WHAT IS EXPECTED — Word for word, restate every entry that follows.

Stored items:
>>>

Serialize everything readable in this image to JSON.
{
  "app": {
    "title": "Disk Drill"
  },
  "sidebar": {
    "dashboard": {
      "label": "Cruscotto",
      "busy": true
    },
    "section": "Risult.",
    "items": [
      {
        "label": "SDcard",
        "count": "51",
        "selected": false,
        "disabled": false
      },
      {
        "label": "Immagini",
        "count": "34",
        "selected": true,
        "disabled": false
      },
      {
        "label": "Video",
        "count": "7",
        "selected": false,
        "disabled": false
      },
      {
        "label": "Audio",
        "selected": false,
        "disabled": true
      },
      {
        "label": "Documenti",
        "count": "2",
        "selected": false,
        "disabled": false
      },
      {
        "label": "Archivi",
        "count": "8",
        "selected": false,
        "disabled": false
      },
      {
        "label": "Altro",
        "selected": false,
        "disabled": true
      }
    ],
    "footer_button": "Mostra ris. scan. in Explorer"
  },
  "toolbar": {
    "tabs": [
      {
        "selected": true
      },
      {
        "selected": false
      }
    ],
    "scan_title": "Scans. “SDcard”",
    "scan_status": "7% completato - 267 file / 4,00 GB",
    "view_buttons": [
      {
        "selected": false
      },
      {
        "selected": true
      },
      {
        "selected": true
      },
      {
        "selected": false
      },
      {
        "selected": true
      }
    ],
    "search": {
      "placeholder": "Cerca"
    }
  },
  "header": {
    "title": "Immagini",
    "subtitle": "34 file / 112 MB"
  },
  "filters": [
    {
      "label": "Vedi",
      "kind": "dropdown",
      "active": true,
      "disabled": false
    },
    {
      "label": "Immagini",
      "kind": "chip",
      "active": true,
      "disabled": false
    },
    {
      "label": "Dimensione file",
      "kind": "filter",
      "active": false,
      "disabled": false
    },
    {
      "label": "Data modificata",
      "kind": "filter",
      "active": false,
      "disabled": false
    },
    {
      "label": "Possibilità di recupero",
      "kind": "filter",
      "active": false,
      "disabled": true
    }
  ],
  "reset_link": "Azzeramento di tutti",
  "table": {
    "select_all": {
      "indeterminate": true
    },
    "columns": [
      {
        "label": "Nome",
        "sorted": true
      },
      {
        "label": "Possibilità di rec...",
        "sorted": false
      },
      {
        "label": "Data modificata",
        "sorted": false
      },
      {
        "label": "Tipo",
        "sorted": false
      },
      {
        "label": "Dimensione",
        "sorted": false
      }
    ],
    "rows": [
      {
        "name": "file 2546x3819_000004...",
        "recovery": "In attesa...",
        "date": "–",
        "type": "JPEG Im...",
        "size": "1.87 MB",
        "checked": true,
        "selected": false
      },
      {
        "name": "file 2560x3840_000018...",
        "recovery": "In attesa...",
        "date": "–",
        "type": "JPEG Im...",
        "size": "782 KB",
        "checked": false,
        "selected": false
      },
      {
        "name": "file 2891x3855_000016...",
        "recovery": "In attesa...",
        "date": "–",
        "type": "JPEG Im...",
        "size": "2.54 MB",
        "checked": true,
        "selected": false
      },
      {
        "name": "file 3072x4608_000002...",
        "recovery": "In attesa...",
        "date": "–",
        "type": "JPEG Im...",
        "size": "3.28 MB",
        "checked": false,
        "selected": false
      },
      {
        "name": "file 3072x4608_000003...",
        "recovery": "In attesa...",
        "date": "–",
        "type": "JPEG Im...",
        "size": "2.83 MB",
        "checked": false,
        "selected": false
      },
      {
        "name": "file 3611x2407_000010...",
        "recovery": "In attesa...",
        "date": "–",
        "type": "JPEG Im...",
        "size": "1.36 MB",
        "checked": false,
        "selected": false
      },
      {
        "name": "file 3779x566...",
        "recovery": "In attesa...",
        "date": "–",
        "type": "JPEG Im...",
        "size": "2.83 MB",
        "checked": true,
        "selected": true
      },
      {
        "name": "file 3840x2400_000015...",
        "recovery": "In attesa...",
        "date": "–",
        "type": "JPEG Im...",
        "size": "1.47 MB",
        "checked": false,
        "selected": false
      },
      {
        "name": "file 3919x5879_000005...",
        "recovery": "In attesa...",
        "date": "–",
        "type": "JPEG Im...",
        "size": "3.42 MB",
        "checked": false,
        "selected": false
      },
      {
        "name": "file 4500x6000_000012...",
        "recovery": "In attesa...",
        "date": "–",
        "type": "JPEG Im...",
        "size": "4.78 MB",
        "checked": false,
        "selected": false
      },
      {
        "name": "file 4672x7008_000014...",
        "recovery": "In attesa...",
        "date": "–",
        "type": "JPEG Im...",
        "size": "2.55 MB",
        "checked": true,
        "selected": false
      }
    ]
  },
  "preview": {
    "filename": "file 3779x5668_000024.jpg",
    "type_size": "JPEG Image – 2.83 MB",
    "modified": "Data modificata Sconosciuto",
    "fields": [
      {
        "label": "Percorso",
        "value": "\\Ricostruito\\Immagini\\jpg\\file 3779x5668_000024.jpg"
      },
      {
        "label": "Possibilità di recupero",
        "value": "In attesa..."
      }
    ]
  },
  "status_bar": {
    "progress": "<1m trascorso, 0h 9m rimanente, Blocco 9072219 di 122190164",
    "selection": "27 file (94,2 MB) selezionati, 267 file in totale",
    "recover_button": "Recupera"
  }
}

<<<

WRITTEN REPLY —
Serialize everything readable in this image to JSON.
{
  "app": {
    "title": "Disk Drill"
  },
  "sidebar": {
    "dashboard": {
      "label": "Cruscotto",
      "busy": true
    },
    "section": "Risult.",
    "items": [
      {
        "label": "SDcard",
        "count": "51",
        "selected": false,
        "disabled": false
      },
      {
        "label": "Immagini",
        "count": "34",
        "selected": true,
        "disabled": false
      },
      {
        "label": "Video",
        "count": "7",
        "selected": false,
        "disabled": false
      },
      {
        "label": "Audio",
        "selected": false,
        "disabled": true
      },
      {
        "label": "Documenti",
        "count": "2",
        "selected": false,
        "disabled": false
      },
      {
        "label": "Archivi",
        "count": "8",
        "selected": false,
        "disabled": false
      },
      {
        "label": "Altro",
        "selected": false,
        "disabled": true
      }
    ],
    "footer_button": "Mostra ris. scan. in Explorer"
  },
  "toolbar": {
    "tabs": [
      {
        "selected": true
      },
      {
        "selected": false
      }
    ],
    "scan_title": "Scans. “SDcard”",
    "scan_status": "7% completato - 267 file / 4,00 GB",
    "view_buttons": [
      {
        "selected": false
      },
      {
        "selected": true
      },
      {
        "selected": true
      },
      {
        "selected": false
      },
      {
        "selected": true
      }
    ],
    "search": {
      "placeholder": "Cerca"
    }
  },
  "header": {
    "title": "Immagini",
    "subtitle": "34 file / 112 MB"
  },
  "filters": [
    {
      "label": "Vedi",
      "kind": "dropdown",
      "active": true,
      "disabled": false
    },
    {
      "label": "Immagini",
      "kind": "chip",
      "active": true,
      "disabled": false
    },
    {
      "label": "Dimensione file",
      "kind": "filter",
      "active": false,
      "disabled": false
    },
    {
      "label": "Data modificata",
      "kind": "filter",
      "active": false,
      "disabled": false
    },
    {
      "label": "Possibilità di recupero",
      "kind": "filter",
      "active": false,
      "disabled": true
    }
  ],
  "reset_link": "Azzeramento di tutti",
  "table": {
    "select_all": {
      "indeterminate": true
    },
    "columns": [
      {
        "label": "Nome",
        "sorted": true
      },
      {
        "label": "Possibilità di rec...",
        "sorted": false
      },
      {
        "label": "Data modificata",
        "sorted": false
      },
      {
        "label": "Tipo",
        "sorted": false
      },
      {
        "label": "Dimensione",
        "sorted": false
      }
    ],
    "rows": [
      {
        "name": "file 2546x3819_000004...",
        "recovery": "In attesa...",
        "date": "–",
        "type": "JPEG Im...",
        "size": "1.87 MB",
        "checked": true,
        "selected": false
      },
      {
        "name": "file 2560x3840_000018...",
        "recovery": "In attesa...",
        "date": "–",
        "type": "JPEG Im...",
        "size": "782 KB",
        "checked": false,
        "selected": false
      },
      {
        "name": "file 2891x3855_000016...",
        "recovery": "In attesa...",
        "date": "–",
        "type": "JPEG Im...",
        "size": "2.54 MB",
        "checked": true,
        "selected": false
      },
      {
        "name": "file 3072x4608_000002...",
        "recovery": "In attesa...",
        "date": "–",
        "type": "JPEG Im...",
        "size": "3.28 MB",
        "checked": false,
        "selected": false
      },
      {
        "name": "file 3072x4608_000003...",
        "recovery": "In attesa...",
        "date": "–",
        "type": "JPEG Im...",
        "size": "2.83 MB",
        "checked": false,
        "selected": false
      },
      {
        "name": "file 3611x2407_000010...",
        "recovery": "In attesa...",
        "date": "–",
        "type": "JPEG Im...",
        "size": "1.36 MB",
        "checked": false,
        "selected": false
      },
      {
        "name": "file 3779x566...",
        "recovery": "In attesa...",
        "date": "–",
        "type": "JPEG Im...",
        "size": "2.83 MB",
        "checked": true,
        "selected": true
      },
      {
        "name": "file 3840x2400_000015...",
        "recovery": "In attesa...",
        "date": "–",
        "type": "JPEG Im...",
        "size": "1.47 MB",
        "checked": false,
        "selected": false
      },
      {
        "name": "file 3919x5879_000005...",
        "recovery": "In attesa...",
        "date": "–",
        "type": "JPEG Im...",
        "size": "3.42 MB",
        "checked": false,
        "selected": false
      },
      {
        "name": "file 4500x6000_000012...",
        "recovery": "In attesa...",
        "date": "–",
        "type": "JPEG Im...",
        "size": "4.78 MB",
        "checked": false,
        "selected": false
      },
      {
        "name": "file 4672x7008_000014...",
        "recovery": "In attesa...",
        "date": "–",
        "type": "JPEG Im...",
        "size": "2.55 MB",
        "checked": true,
        "selected": false
      }
    ]
  },
  "preview": {
    "filename": "file 3779x5668_000024.jpg",
    "type_size": "JPEG Image – 2.83 MB",
    "modified": "Data modificata Sconosciuto",
    "fields": [
      {
        "label": "Percorso",
        "value": "\\Ricostruito\\Immagini\\jpg\\file 3779x5668_000024.jpg"
      },
      {
        "label": "Possibilità di recupero",
        "value": "In attesa..."
      }
    ]
  },
  "status_bar": {
    "progress": "<1m trascorso, 0h 9m rimanente, Blocco 9072219 di 122190164",
    "selection": "27 file (94,2 MB) selezionati, 267 file in totale",
    "recover_button": "Recupera"
  }
}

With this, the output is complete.